“Most people are other people. Their thoughts are someone else’s opinion, their lives a mimicry, their passions a quotation.” -Oscar Wilde
So how can you come right out and be more original with your appeal letters? How can you be brave and stand up and write something different than has been tried before? Follow these 11 tips. I found them at James Altrucher’s blog, then rewrote them for a nonprofit fundraising perspective.
1. Be Honest. Tell people the stuff they all think but nobody ever says. So, what is the big thing that people think but never say about your cause? Maybe they’re thinking, “I don’t really know what you do” or “I don’t know why I should care about this” or “this problem is hopeless. Why don’t you just give up?” So say, “Should we give up?” that’s honesty.
2. Take out the first three paragraphs you write. See if it makes your story more immediate, more clear. Recently I did this for a nonprofit client and it INSTANTLY improved the story. Often your first three paragraphs are just a warm-up to the story. Your reader doesn’t need a warm-up. They need to be thrown into that story.
3. Read before you write. There are some benefits to having the biggest indie bookstore in the US in your town. For example, in the last three days I’ve read three novels, two by Dick Francis, and one by Lee Child. They are masters of suspense. Everything is urgent, and real. They help you write in short sentences, and write like your character’s life depends on it. If you’re a human services nonprofit, this is especially easy to see how it fits. But even if you’re an animal nonprofit, you can make it urgent and real. If you’re an environmental nonprofit like Columbia Riverkeepers, talk about how people are connected to the river. What happens when a river gets polluted? Who gets sick? And what can we do to help them?
4. Steal. Have you seen a good headline in a newspaper or magazine or on a blog post recently? HOW could you apply that to your appeal header? BTW I know a nonprofit consultant who swears by looking at the headlines in O magazine.
5. Numbers and facts are not intriguing – They’re confusing and people gloss over them. So, put them in only when absolutely necessary. People don’t talk about statistics as much as they talk about stories. A good story can travel around the block before you get that first statistic out of your mouth. 60,000 were killed in Pakistan in an earthquake last month. 6,000 were killed in Pakistan in an earthquake last month.
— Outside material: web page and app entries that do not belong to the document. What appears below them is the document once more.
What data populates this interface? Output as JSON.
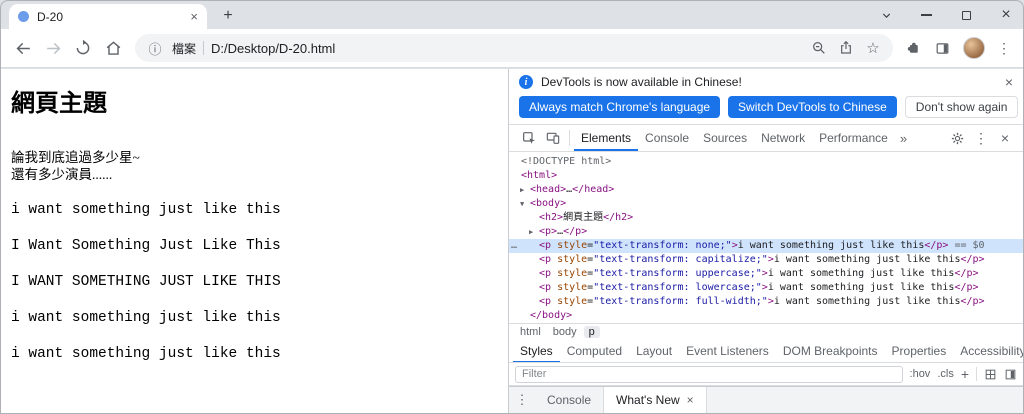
{
  "icons": {
    "info": "i",
    "close": "×",
    "new_tab": "+",
    "kebab": "⋮",
    "star": "☆",
    "more_tabs": "»",
    "scheme_info": "ⓘ",
    "ellipsis_menu": "…"
  },
  "titlebar": {
    "tab_title": "D-20"
  },
  "toolbar": {
    "address": {
      "scheme_label": "檔案",
      "url": "D:/Desktop/D-20.html"
    }
  },
  "page": {
    "heading": "網頁主題",
    "intro_lines": [
      "論我到底追過多少星~",
      "還有多少演員......"
    ],
    "transform_lines": [
      "i want something just like this",
      "I Want Something Just Like This",
      "I WANT SOMETHING JUST LIKE THIS",
      "i want something just like this",
      "i want something just like this"
    ]
  },
  "devtools": {
    "infobar": {
      "message": "DevTools is now available in Chinese!",
      "primary_button": "Always match Chrome's language",
      "secondary_button": "Switch DevTools to Chinese",
      "dismiss_button": "Don't show again"
    },
    "panel_tabs": [
      "Elements",
      "Console",
      "Sources",
      "Network",
      "Performance"
    ],
    "tree_rows": [
      {
        "indent": 0,
        "tokens": [
          [
            "<!DOCTYPE html>",
            "gray"
          ]
        ]
      },
      {
        "indent": 0,
        "tokens": [
          [
            "<html>",
            "tag"
          ]
        ]
      },
      {
        "indent": 1,
        "arrow": "▶",
        "tokens": [
          [
            "<head>",
            "tag"
          ],
          [
            "…",
            "text"
          ],
          [
            "</head>",
            "tag"
          ]
        ]
      },
      {
        "indent": 1,
        "arrow": "▼",
        "tokens": [
          [
            "<body>",
            "tag"
          ]
        ]
      },
      {
        "indent": 2,
        "tokens": [
          [
            "<h2>",
            "tag"
          ],
          [
            "網頁主題",
            "text"
          ],
          [
            "</h2>",
            "tag"
          ]
        ]
      },
      {
        "indent": 2,
        "arrow": "▶",
        "tokens": [
          [
            "<p>",
            "tag"
          ],
          [
            "…",
            "text"
          ],
          [
            "</p>",
            "tag"
          ]
        ]
      },
      {
        "indent": 2,
        "selected": true,
        "tokens": [
          [
            "<p ",
            "tag"
          ],
          [
            "style",
            "attr"
          ],
          [
            "=",
            "text"
          ],
          [
            "\"text-transform: none;\"",
            "val"
          ],
          [
            ">",
            "tag"
          ],
          [
            "i want something just like this",
            "text"
          ],
          [
            "</p>",
            "tag"
          ],
          [
            " == $0",
            "gray"
          ]
        ]
      },
      {
        "indent": 2,
        "tokens": [
          [
            "<p ",
            "tag"
          ],
          [
            "style",
            "attr"
          ],
          [
            "=",
            "text"
          ],
          [
            "\"text-transform: capitalize;\"",
            "val"
          ],
          [
            ">",
            "tag"
          ],
          [
            "i want something just like this",
            "text"
          ],
          [
            "</p>",
            "tag"
          ]
        ]
      },
      {
        "indent": 2,
        "tokens": [
          [
            "<p ",
            "tag"
          ],
          [
            "style",
            "attr"
          ],
          [
            "=",
            "text"
          ],
          [
            "\"text-transform: uppercase;\"",
            "val"
          ],
          [
            ">",
            "tag"
          ],
          [
            "i want something just like this",
            "text"
          ],
          [
            "</p>",
            "tag"
          ]
        ]
      },
      {
        "indent": 2,
        "tokens": [
          [
            "<p ",
            "tag"
          ],
          [
            "style",
            "attr"
          ],
          [
            "=",
            "text"
          ],
          [
            "\"text-transform: lowercase;\"",
            "val"
          ],
          [
            ">",
            "tag"
          ],
          [
            "i want something just like this",
            "text"
          ],
          [
            "</p>",
            "tag"
          ]
        ]
      },
      {
        "indent": 2,
        "tokens": [
          [
            "<p ",
            "tag"
          ],
          [
            "style",
            "attr"
          ],
          [
            "=",
            "text"
          ],
          [
            "\"text-transform: full-width;\"",
            "val"
          ],
          [
            ">",
            "tag"
          ],
          [
            "i want something just like this",
            "text"
          ],
          [
            "</p>",
            "tag"
          ]
        ]
      },
      {
        "indent": 1,
        "tokens": [
          [
            "</body>",
            "tag"
          ]
        ]
      },
      {
        "indent": 0,
        "tokens": [
          [
            "</html>",
            "tag"
          ]
        ]
      }
    ],
    "breadcrumbs": [
      "html",
      "body",
      "p"
    ],
    "sidebar_tabs": [
      "Styles",
      "Computed",
      "Layout",
      "Event Listeners",
      "DOM Breakpoints",
      "Properties",
      "Accessibility"
    ],
    "filter": {
      "placeholder": "Filter",
      "pseudo_toggle": ":hov",
      "class_toggle": ".cls",
      "add_toggle": "+"
    },
    "drawer_tabs": [
      "Console",
      "What's New"
    ]
  }
}
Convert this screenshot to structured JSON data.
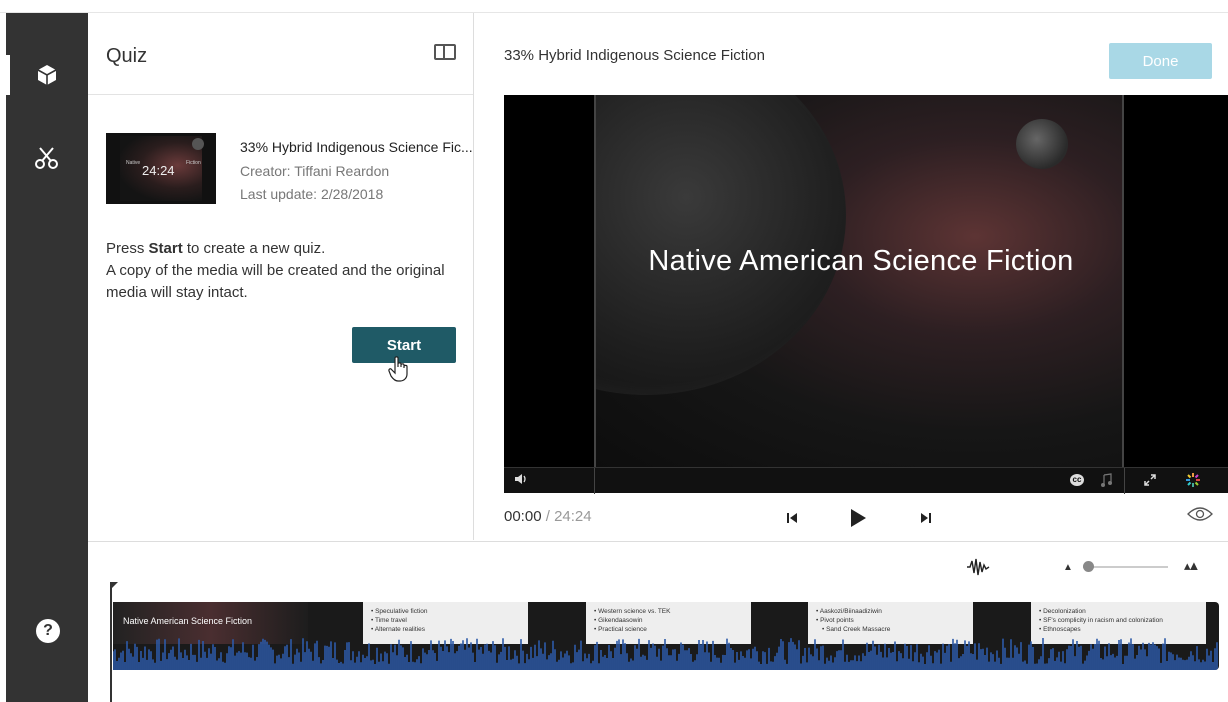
{
  "rail": {
    "items": [
      {
        "name": "quiz",
        "icon": "cube-icon"
      },
      {
        "name": "trim",
        "icon": "scissors-icon"
      }
    ],
    "help_label": "?"
  },
  "panel": {
    "title": "Quiz",
    "media": {
      "title": "33% Hybrid Indigenous Science Fic...",
      "creator": "Creator: Tiffani Reardon",
      "updated": "Last update: 2/28/2018",
      "thumb_duration": "24:24",
      "thumb_left": "Native",
      "thumb_right": "Fiction"
    },
    "desc_prefix": "Press ",
    "desc_bold": "Start",
    "desc_suffix": " to create a new quiz.",
    "desc_line2": "A copy of the media will be created and the original media will stay intact.",
    "start_label": "Start"
  },
  "viewer": {
    "title": "33% Hybrid Indigenous Science Fiction",
    "done_label": "Done",
    "video_caption": "Native American Science Fiction",
    "cc_label": "cc",
    "current_time": "00:00",
    "separator": " / ",
    "duration": "24:24"
  },
  "timeline": {
    "zoom_level": 0,
    "slides": [
      {
        "kind": "dark",
        "title": "Native American Science Fiction"
      },
      {
        "kind": "light",
        "bullets": [
          "Speculative fiction",
          "Time travel",
          "Alternate realities"
        ]
      },
      {
        "kind": "light",
        "bullets": [
          "Western science vs. TEK",
          "Gikendaasowin",
          "Practical science"
        ]
      },
      {
        "kind": "light",
        "bullets": [
          "Aaskozi/Biinaadiziwin",
          "Pivot points",
          "Sand Creek Massacre"
        ]
      },
      {
        "kind": "light",
        "bullets": [
          "Decolonization",
          "SF's complicity in racism and colonization",
          "Ethnoscapes"
        ]
      }
    ],
    "wave_color": "#2d5aa8"
  }
}
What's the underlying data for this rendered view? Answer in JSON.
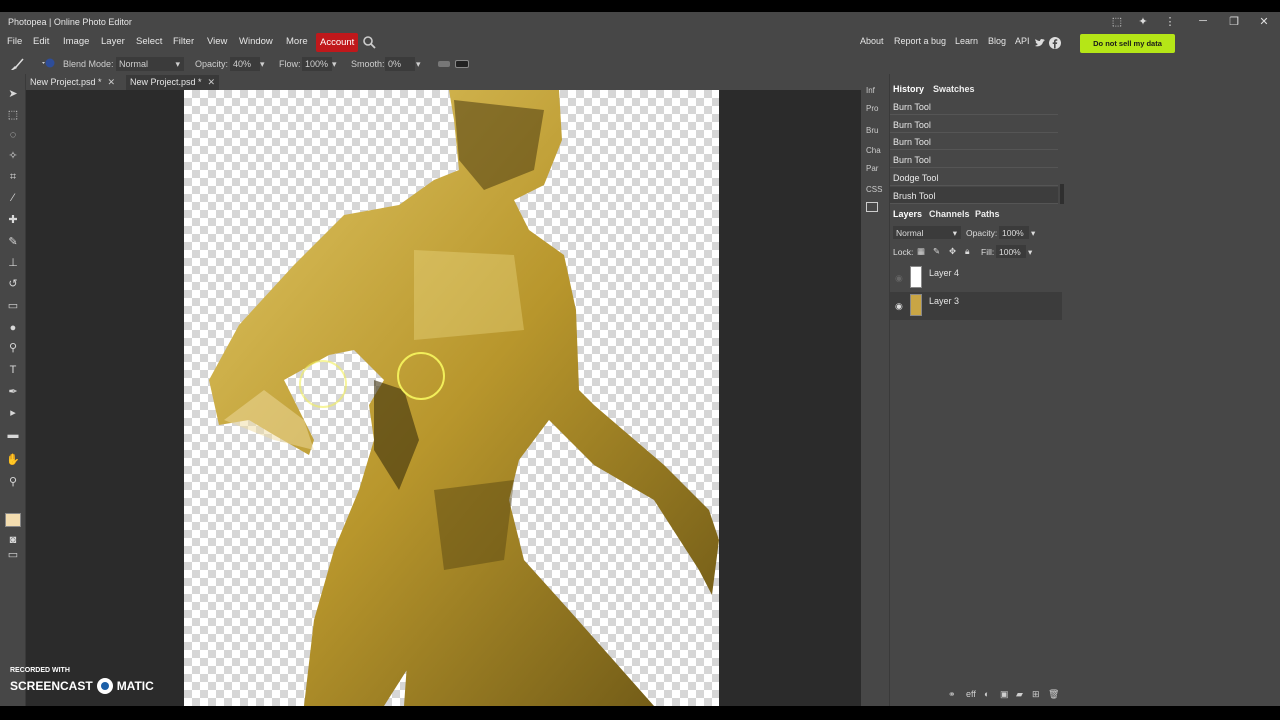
{
  "window": {
    "title": "Photopea | Online Photo Editor",
    "controls": [
      "⬚",
      "✦",
      "⋮",
      "─",
      "❐",
      "✕"
    ]
  },
  "menu": {
    "items": [
      "File",
      "Edit",
      "Image",
      "Layer",
      "Select",
      "Filter",
      "View",
      "Window",
      "More"
    ],
    "account": "Account",
    "right_links": [
      "About",
      "Report a bug",
      "Learn",
      "Blog",
      "API"
    ],
    "dns_button": "Do not sell my data"
  },
  "options": {
    "blend_label": "Blend Mode:",
    "blend_value": "Normal",
    "opacity_label": "Opacity:",
    "opacity_value": "40%",
    "flow_label": "Flow:",
    "flow_value": "100%",
    "smooth_label": "Smooth:",
    "smooth_value": "0%"
  },
  "tabs": [
    {
      "label": "New Project.psd *"
    },
    {
      "label": "New Project.psd *"
    }
  ],
  "side_tabs": [
    "Inf",
    "Pro",
    "Bru",
    "Cha",
    "Par",
    "CSS"
  ],
  "history_panel": {
    "tabs": [
      "History",
      "Swatches"
    ],
    "items": [
      "Burn Tool",
      "Burn Tool",
      "Burn Tool",
      "Burn Tool",
      "Dodge Tool",
      "Brush Tool"
    ]
  },
  "layers_panel": {
    "tabs": [
      "Layers",
      "Channels",
      "Paths"
    ],
    "blend": "Normal",
    "opacity_label": "Opacity:",
    "opacity_value": "100%",
    "lock_label": "Lock:",
    "fill_label": "Fill:",
    "fill_value": "100%",
    "layers": [
      {
        "name": "Layer 4"
      },
      {
        "name": "Layer 3"
      }
    ]
  },
  "watermark": {
    "line1": "RECORDED WITH",
    "brand_left": "SCREENCAST",
    "brand_right": "MATIC"
  },
  "colors": {
    "accent_account": "#c0181b",
    "dns_button": "#b5e617",
    "figure": "#c9a93a"
  }
}
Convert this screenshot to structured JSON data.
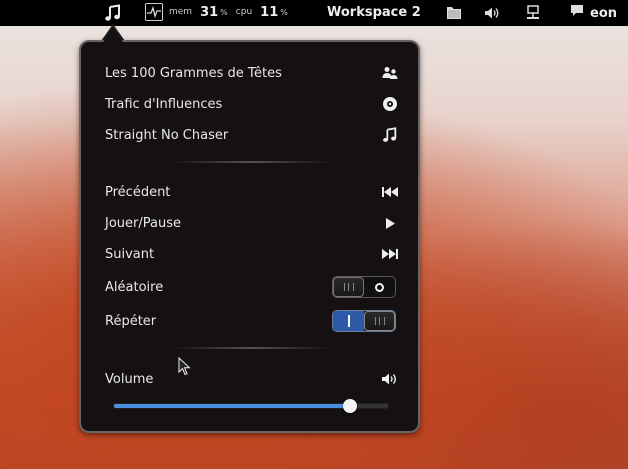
{
  "panel": {
    "music_icon": "music-note-icon",
    "sysmon": {
      "mem_label": "mem",
      "mem_value": "31",
      "mem_unit": "%",
      "cpu_label": "cpu",
      "cpu_value": "11",
      "cpu_unit": "%"
    },
    "workspace_label": "Workspace 2",
    "user_name": "eon"
  },
  "menu": {
    "track": {
      "artist": "Les 100 Grammes de Têtes",
      "album": "Trafic d'Influences",
      "title": "Straight No Chaser"
    },
    "controls": {
      "previous": "Précédent",
      "play_pause": "Jouer/Pause",
      "next": "Suivant"
    },
    "shuffle": {
      "label": "Aléatoire",
      "state": "off"
    },
    "repeat": {
      "label": "Répéter",
      "state": "on"
    },
    "volume": {
      "label": "Volume",
      "level": 0.86
    }
  },
  "colors": {
    "accent": "#4a90e2",
    "switch_on": "#2d59a8",
    "menu_bg": "#151112"
  }
}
Neither statistic has a punch. It’s as dull as your dullest history class back in high school.
6. Short sentences. People speak in short sentences. Don’t write like you’re making a grant proposal. Seriously. a lot of appeal letters read like grant proposals. Pretend you’re a gunslinger in an old western. They didn’t waste words. They made their sentences as short as possible. Like a gunshot. Speaking of which.
7. End with a bang. What will happen if your reader does not give to your nonprofit right now? Do they truly understand the consequences of not giving to you? Can you make that real to them?
8. Begin with a bang. How can you put your reader right in the middle of the action? “She started running through the forest. She could smell the pine boughs crushed under her feet. A wind blew up and threw her hair in her face. She kept running, her breath coming in ragged gasps. She knew she couldn’t go back. But where could she go?” I just made that up. Might be applicable for a domestic violence nonprofit.
9. Start in the middle of the action – I know, stories are supposed to have beginnings, middles and ends. Blah blah blah. Throw the reader in the fire with you right from the beginning.
10. Be specific – Vague stinks. Use the boring down technique. It’s not a gun, it’s a revolver. It’s not a revolver, it’s a Smith and Wesson revolver. It’s a pearl handled S&W revolver, It’s a loaded, pearl handled S&W revolver. Etc.
11. Write at a 6th grade level (pupils are usually 11–12 years of age). Here’s a free tool for you to determine if your appeal letter is readable at a 6th grade level or below (that’s where most people are)
Horrors! I looked at many of my blog posts here and they are on the 7th and 8th grade reading level! I’ve got some work to do!
Read some more tips from James Altucher here.